calling for a change in the mindset of not only every man but also every woman to influence their economic behaviour and achieve gender equality in the labour market.
|Female workers at a garment factory (Photo: VNA)
A new research brief shows that the COVID-19 pandemic has not only exacerbated existing inequalities but also created new gender gaps, the International Labour Organisation (ILO) in Vietnam has said, calling for a change in the mindset of not only every man but also every woman to influence their economic behaviour and achieve gender equality in the labour market.
ILO Vietnam recently released a new research brief titled “Gender and the labour market in Vietnam: An analysis based on the Labour Force Survey”.
It pointed out that with remarkably high labour market participation rate, women in Vietnam face multiple and persistent labour market inequalities, and carry a disproportionate double burden of work and family responsibilities.
More than 70 percent of Vietnam’s working-age women are in the labour force, compared to the global level of 47.2 percent and the average of 43.9 percent in Asia and the Pacific.
While the gender gap in labour force participation is narrower in Vietnam than in the world, it has still stood at 9.5 percentage points (men’s rate higher than women’s) over the last decade.
Uneven distribution of family responsibilities in the Vietnamese society could be the reason behind, the brief said, noting that nearly half of the women who were not economically active in the 2018 Labour Force Survey had made this choice because of “personal or family-related reasons”, compared to only 18.9 percent of inactive men.
“Before the COVID-19 pandemic, both women and men had a relatively easy access to jobs, but the quality of such jobs was on average lower among women than among men," according to Valentina Barcucci, ILO Vietnam Labour Economist and lead author of the research.
Female workers were overrepresented in vulnerable employment, particularly in contributing family work. They earned less than men (by 13.7 percent on monthly wages in 2019), despite comparable working hours and the progressive elimination of gender gaps in educational attainment.
Women were also underrepresented in decision-making jobs. They accounted for nearly half of the labour force, but less than one-fourth of overall management roles.
“Again the gap women face in job quality and career development stems from the double burden they carry,” said Barcucci. “They spend twice as many hours on household work than men.”
The research also revealed that women spent an average of 20.2 hours per week cleaning the house, washing clothes, cooking and shopping for the family, family care and childcare, whereas men spent only 10.7 hours. Close to one-fifth of men did not spend any time on these activities at all.
New gender gaps
The research showed that as a result of the pandemic, total working hours dropped significantly in the second quarter of 2020, and recovered through the second half of the year. Women faced the most severe losses.

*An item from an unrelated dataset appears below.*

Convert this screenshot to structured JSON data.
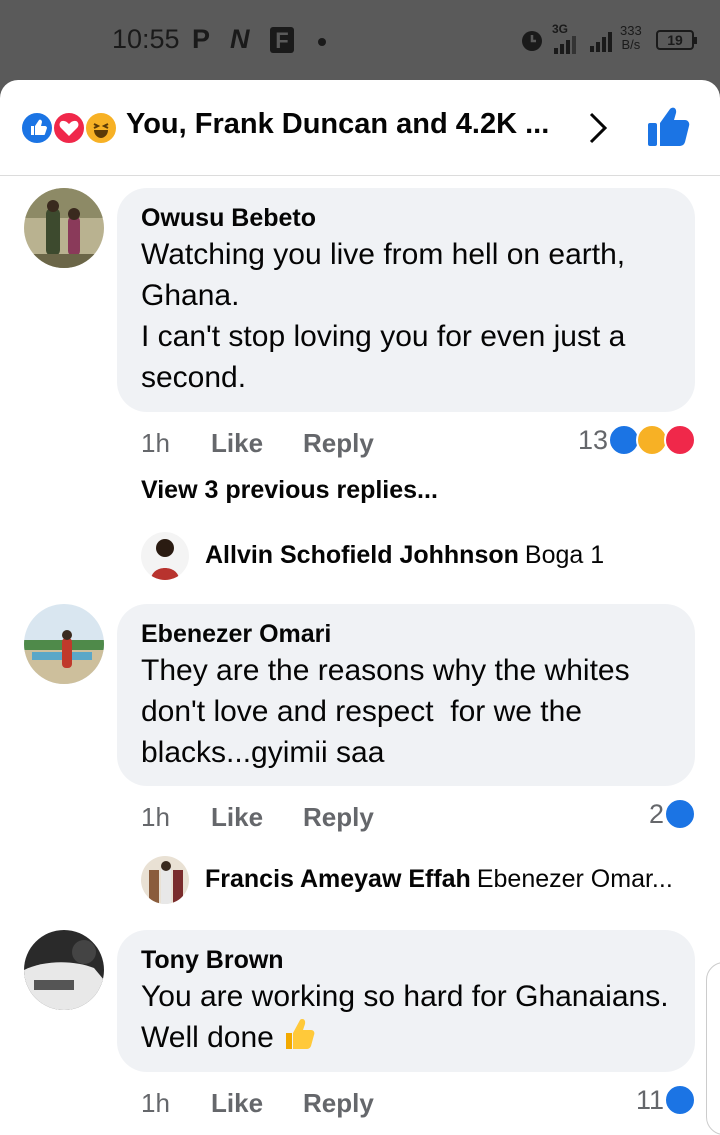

The total weekly hours worked by women in the second quarter of 2020 were only 88.8 percent of the total for the fourth quarter of 2019, compared to 91.2 percent for men.
However, women’s working hours recovered faster. In the last three months of 2020, women worked 0.8 percent more hours than in the same period of 2019, whereas men worked 0.6 percent more.
“Those employed women who worked longer hours than usual in the second half of 2020 possibly wanted to make up for the income losses in the second quarter,” Barcucci said, adding that such additional hours made the double burden heavier to carry, as the time spent by women on household chores remained disproportionately high.
The impact of COVID-19 on Vietnam’s labour market has not only widened existing inequalities, but also created new ones. Before the pandemic, there was no difference between male and female unemployment rate, but a gap appeared from the third quarter of 2020.
“Gender inequality in the labour market is traced back to the traditional roles that women are expected to play, supported by the social norms,” said ILO Vietnam Director Chang-Hee Lee.
“While at the policy level, the 2019 Labour Code has opened opportunities to close such gender gaps, for example in retirement age or removing the ban on female employment in certain occupations, a much more difficult task still awaits Vietnam. That is changing the mindsets of the Vietnamese men and women themselves which will in turn influence their behaviours in the labour market,” he went on. VNA
According to a report of the International Labor Organization released today, 20 percent of Vietnamese men never do house chores while most women of the country must carry double burden of work and family responsibilities in the coronavirus pandemic.
Younger men in urban areas tend to be more open to negotiating the sharing of housework, to their spouses working outside the home and to making shared large purchase decisions with their partners,